On the 9th of November we visited Siena.
The Palazzo Publico is situated in the Piazza del Campo: a shell shaped Piazza with 9 fragments. These fragments represent each of the 9 contrade (districts) of Siena that were present during its contruction in 1297. Its original purpose was to seat the house of 9, the mayor and the house of justice. It is built on a hill with a 30 metre decline from the north side to the south side of the palace and thus the ground is acknowledged to be insecure. Therefore the bottom of the building is made in stone, while the upper part is far lighter and built with bricks to keep the delicate ground underneath from collapsing. Opposite the Palazzo is the fountain that is used to water the horses during the biannual horse race held there.
It was paid for by one of the two major parties at the time: the Guelphs. They supported the Papacy unlike the other party, the Ghibellines, who supported the merchants. We know this because of the flat dentals (tourettes that look like teeth - pictured above) used on the building.

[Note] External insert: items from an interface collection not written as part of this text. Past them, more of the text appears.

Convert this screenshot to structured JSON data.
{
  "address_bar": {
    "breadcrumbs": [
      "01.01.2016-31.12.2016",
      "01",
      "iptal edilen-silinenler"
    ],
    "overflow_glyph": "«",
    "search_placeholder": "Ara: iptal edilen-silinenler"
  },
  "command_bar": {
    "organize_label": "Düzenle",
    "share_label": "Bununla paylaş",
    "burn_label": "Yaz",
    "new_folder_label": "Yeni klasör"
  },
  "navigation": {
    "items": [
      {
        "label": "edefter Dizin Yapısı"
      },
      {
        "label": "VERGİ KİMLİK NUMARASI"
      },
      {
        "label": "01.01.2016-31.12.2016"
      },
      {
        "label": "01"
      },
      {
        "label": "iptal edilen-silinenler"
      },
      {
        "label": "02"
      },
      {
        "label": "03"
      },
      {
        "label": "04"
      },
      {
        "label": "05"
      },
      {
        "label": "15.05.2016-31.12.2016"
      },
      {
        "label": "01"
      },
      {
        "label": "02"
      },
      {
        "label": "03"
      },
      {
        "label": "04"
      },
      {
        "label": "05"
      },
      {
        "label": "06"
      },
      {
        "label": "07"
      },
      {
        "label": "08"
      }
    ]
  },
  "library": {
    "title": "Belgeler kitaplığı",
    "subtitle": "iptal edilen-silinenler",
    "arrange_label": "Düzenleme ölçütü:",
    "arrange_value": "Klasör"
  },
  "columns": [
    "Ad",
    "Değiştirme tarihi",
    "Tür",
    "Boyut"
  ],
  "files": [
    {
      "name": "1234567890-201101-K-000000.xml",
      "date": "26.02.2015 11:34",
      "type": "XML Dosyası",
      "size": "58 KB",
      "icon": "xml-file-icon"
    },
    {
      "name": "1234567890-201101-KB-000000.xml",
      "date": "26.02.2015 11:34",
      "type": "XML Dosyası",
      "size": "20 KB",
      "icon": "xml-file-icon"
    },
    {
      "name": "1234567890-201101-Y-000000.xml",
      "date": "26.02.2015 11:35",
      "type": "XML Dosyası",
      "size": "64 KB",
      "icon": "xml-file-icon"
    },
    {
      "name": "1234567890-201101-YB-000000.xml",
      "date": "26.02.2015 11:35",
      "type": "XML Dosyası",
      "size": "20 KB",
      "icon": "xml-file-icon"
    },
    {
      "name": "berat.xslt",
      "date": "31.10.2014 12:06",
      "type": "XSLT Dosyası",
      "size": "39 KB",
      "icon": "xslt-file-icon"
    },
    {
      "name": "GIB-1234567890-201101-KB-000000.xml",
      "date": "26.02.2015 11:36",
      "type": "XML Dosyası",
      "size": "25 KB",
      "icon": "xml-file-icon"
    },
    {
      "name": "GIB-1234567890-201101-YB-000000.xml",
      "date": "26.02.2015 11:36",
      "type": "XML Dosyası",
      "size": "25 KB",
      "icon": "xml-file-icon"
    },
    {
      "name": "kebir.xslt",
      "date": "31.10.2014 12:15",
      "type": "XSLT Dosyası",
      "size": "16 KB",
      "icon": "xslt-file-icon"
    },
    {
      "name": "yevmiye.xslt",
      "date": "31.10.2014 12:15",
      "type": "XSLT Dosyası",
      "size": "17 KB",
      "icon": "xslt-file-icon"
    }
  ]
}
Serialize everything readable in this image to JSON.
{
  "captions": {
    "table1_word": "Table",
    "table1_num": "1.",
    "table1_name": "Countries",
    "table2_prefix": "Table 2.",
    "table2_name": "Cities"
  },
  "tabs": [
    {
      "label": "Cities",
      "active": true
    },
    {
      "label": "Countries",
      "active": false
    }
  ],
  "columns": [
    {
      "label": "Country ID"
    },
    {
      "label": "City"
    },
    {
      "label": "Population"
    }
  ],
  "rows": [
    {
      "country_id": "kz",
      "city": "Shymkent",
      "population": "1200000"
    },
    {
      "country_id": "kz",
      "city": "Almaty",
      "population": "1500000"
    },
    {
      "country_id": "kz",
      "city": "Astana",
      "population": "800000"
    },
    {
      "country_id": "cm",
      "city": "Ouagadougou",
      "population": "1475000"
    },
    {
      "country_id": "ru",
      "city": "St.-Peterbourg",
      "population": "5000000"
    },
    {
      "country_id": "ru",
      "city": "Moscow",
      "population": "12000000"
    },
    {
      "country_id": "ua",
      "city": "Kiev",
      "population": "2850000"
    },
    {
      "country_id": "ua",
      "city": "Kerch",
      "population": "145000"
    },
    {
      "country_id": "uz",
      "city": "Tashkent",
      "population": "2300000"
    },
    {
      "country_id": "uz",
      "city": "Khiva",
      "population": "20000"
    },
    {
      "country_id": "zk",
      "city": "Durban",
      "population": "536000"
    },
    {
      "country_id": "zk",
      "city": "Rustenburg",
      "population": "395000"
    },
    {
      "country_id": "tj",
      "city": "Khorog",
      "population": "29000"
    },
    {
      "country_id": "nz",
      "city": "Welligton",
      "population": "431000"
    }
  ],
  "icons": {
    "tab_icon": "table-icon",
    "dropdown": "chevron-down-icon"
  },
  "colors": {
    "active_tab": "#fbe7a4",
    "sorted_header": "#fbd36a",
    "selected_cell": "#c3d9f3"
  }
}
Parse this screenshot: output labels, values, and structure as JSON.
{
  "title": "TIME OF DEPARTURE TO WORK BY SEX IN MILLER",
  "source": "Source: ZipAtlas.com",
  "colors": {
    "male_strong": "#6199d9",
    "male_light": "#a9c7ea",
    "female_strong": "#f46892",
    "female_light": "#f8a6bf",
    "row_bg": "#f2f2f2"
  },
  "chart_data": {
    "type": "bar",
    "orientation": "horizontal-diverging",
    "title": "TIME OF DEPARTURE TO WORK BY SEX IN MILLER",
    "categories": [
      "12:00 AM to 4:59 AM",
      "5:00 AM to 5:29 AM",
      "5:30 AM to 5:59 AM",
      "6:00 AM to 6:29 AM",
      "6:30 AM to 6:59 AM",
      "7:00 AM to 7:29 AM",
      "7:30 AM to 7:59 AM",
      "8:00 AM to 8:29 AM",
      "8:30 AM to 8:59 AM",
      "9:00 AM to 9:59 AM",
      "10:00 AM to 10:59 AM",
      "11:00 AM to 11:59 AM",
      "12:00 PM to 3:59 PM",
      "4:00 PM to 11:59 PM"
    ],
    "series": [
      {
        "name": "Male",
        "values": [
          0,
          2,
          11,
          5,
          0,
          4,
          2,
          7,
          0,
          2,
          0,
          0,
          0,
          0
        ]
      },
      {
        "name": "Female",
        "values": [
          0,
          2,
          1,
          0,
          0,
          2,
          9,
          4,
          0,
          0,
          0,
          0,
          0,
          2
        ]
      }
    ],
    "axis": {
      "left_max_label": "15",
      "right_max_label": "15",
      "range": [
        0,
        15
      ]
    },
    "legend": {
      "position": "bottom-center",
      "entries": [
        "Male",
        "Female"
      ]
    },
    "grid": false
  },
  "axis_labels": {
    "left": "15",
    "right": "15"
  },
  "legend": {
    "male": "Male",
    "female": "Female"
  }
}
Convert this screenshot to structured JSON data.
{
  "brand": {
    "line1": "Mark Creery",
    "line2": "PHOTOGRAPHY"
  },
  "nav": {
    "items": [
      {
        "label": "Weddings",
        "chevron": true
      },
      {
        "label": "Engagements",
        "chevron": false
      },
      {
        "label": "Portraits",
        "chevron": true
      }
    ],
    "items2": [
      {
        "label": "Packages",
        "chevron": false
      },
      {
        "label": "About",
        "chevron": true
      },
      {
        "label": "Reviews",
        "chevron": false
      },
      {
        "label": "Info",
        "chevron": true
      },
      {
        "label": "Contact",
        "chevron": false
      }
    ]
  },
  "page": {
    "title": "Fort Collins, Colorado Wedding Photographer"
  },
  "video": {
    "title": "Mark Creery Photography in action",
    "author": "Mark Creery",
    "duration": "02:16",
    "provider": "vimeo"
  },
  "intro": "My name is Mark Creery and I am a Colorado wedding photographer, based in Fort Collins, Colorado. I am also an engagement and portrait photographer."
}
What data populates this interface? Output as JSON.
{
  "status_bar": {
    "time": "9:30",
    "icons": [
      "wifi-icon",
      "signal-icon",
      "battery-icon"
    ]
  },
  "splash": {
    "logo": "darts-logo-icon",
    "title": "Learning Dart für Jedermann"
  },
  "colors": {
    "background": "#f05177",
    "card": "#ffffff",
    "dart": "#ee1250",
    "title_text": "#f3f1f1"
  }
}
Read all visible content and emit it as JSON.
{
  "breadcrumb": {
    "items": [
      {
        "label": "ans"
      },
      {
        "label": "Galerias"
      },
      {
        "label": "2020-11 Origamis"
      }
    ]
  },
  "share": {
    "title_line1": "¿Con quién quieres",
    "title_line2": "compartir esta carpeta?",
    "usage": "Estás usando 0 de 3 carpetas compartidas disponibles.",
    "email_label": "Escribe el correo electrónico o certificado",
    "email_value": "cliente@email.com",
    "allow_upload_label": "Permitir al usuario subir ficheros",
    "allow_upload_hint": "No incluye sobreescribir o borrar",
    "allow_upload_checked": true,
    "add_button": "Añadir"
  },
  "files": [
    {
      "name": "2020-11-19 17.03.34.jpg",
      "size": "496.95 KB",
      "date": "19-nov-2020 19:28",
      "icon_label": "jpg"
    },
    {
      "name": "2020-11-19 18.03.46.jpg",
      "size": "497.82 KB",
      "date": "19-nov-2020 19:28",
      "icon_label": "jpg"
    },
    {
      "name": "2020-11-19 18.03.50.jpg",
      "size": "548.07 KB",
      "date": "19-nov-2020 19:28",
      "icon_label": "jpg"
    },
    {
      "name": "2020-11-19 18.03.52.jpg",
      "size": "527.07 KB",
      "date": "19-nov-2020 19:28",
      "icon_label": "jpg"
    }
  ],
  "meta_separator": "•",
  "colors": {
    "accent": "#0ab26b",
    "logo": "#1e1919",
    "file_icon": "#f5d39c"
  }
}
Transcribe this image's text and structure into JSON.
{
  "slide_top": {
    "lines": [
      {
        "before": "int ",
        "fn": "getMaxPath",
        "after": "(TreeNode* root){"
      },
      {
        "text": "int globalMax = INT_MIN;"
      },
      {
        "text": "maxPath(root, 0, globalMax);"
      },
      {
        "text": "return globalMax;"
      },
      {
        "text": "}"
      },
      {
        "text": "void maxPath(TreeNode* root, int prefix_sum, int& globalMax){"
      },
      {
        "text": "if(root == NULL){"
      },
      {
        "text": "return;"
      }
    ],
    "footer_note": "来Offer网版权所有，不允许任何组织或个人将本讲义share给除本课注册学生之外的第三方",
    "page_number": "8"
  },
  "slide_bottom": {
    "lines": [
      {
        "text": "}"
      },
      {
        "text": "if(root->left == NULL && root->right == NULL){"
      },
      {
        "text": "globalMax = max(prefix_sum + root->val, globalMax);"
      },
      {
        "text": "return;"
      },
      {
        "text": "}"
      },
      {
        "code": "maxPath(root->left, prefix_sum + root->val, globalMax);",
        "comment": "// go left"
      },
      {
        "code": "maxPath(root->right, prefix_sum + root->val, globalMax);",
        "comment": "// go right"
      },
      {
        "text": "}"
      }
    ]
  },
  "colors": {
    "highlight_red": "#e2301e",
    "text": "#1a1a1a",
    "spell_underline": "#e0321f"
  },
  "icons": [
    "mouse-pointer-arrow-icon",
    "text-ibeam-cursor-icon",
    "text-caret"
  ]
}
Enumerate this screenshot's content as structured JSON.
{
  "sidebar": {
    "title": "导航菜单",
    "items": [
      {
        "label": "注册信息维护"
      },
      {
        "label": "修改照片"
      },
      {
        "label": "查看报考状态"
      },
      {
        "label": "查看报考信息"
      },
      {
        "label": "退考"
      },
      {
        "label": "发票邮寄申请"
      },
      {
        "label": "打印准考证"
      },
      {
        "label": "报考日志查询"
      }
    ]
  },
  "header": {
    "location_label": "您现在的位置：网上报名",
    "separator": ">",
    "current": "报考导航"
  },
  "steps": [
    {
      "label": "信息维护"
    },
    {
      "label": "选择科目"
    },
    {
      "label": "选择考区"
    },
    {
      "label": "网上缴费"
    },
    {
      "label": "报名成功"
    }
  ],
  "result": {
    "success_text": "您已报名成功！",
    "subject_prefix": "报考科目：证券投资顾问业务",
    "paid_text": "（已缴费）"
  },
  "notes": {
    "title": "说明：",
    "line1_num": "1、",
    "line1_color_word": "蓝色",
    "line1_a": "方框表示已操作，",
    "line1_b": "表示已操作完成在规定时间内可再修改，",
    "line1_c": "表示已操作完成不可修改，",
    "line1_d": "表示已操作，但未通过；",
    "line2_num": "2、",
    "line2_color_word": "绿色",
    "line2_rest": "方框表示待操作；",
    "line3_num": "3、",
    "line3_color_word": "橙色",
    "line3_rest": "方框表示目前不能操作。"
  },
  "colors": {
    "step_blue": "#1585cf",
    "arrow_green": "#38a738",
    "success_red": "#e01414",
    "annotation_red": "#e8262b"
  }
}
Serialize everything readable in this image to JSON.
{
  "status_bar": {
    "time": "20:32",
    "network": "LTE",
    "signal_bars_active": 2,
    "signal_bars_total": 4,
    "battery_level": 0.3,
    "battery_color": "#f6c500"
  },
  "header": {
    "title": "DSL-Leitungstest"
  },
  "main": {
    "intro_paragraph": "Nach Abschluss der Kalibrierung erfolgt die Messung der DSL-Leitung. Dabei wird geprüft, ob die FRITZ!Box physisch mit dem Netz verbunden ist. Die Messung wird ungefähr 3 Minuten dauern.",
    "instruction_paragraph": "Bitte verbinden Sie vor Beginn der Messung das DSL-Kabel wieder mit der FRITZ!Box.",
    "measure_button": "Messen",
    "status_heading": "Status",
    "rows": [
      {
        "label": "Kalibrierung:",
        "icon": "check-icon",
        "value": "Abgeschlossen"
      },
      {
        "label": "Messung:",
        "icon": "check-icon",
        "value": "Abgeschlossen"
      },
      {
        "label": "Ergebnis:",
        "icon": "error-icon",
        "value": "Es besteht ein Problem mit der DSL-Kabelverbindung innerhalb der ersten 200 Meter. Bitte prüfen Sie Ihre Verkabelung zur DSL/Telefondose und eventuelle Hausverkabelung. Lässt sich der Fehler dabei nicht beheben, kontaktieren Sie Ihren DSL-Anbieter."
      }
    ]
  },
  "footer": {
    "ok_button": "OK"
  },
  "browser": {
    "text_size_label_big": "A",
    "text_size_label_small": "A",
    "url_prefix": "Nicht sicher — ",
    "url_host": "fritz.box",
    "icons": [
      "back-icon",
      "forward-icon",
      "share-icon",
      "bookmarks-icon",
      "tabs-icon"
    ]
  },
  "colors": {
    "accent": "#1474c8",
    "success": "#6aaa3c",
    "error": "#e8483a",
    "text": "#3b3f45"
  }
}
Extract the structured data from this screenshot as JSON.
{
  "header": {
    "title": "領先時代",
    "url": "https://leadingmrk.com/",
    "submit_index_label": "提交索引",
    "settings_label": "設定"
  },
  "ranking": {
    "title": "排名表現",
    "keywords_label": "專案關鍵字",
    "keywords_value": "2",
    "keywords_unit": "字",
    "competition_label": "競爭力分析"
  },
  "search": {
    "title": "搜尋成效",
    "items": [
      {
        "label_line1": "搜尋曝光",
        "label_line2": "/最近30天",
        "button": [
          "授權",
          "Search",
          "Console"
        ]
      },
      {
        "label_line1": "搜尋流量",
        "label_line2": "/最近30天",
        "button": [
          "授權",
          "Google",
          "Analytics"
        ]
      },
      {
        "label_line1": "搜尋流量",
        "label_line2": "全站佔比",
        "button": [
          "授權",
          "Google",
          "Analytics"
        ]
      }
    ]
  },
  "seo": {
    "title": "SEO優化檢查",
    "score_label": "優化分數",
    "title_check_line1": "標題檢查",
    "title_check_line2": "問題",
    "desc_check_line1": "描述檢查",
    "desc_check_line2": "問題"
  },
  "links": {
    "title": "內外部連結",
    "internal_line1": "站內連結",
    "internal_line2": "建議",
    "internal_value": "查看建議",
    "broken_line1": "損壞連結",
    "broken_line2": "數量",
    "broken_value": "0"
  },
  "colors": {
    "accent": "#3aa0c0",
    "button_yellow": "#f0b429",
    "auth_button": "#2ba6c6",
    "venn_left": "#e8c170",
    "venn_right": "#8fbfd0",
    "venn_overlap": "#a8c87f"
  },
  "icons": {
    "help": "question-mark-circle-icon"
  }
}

The Guelphs were known to build flat ones whilst rounded dentals are attributed to the Ghibellines.
The right side of the palace (with the tower) is where the seat of the Mayor is, the middle is used for the government (originally the House of 9) and to the right is where the seat of justice is located. The tower, ‘Torre del Mangia’ is the latest addition built in 1338-48. The name means ‘Tower of the Eater’ and derives from the character of its first Guardian - Giovanni di Balduccio. Infamously known for ‘eating’ all of that he earned!
Inside you can find the Fresco by Simone Martini in the Sala del Mappamondo (the World Map Room). It is slightly damaged due to water infiltration from the lodger located above, the salt content of the wall and the humidity from below. There is also evidence of the blue background peeling off but this is because the Lapis Lazuli (blue pigment) was applied in secco and therefore is likely to peel. It was completed in 1315 and had to be restored only 6 years later because of the problems mentioned beforehand. The room in which it is located is called as it is because opposite the Maesta used to be a large rotating map of the world. The ability to rotate it has resulted in circular marks left behind on the wall.
The following room has a panoramic fresco by Ambrogio Lorenzetti depicting the ‘Good and Bad Government‘. It shows the strife caused by the previous ‘bad government’ then evolves into a harmonious depiction of the Sienese countryside under the new ‘Good Government’.
Siena’s cathedral was completed in the 13th century and was rebuilt on an earlier site. There were plans to extend it ambitiously. However, the Black Death in the 1340’s meant that the work had to be put on hold. Once the Plague had passed on, the Sienese realised that there were fatal errors in what had already been built and that the insecure ground (as mentioned earlier) would not be able to support the structure. Therefore, work was never resumed and all that can be seen now are the outer walls of what was to become the new nave (See Left), to the right of the front façade.
The main Façade of the Cathedral took nearly 100 years to complete. It is said to have been created in two stages - the first stage of its construction was completed up to the Lunettes and the second was from the Lunettes upwards. The first stage began in the 1280’s and stopped abruptly in 1317. The majority of the work done was completed according to Giovanni Pisano’s (Nicola’s son) plans. The second stage was not completed until the least 1360-70’s and was fairly in keeping with Pisano’s plans. However, the new architect Giovanni di Cecco had to modify Pisano’s plans somewhat in order to accommodate for the OPA’s desire for the façade to be raised.
Therefore, the Cathedral is a combination of Sienese Romanesque (that looked towards Classical Antiguity) and the French Gothic style (Di Cecco’s influence). For example, the columns at either side begin in the traditional Romanesque style only to transform into Pinnacles as they reach the height of the façade, a typical feature in Gothic architecture. Another thing to note are the black and white stripes not only seen on/inside of the Cathedral but throughout Siena too, they are the official colours of Siena.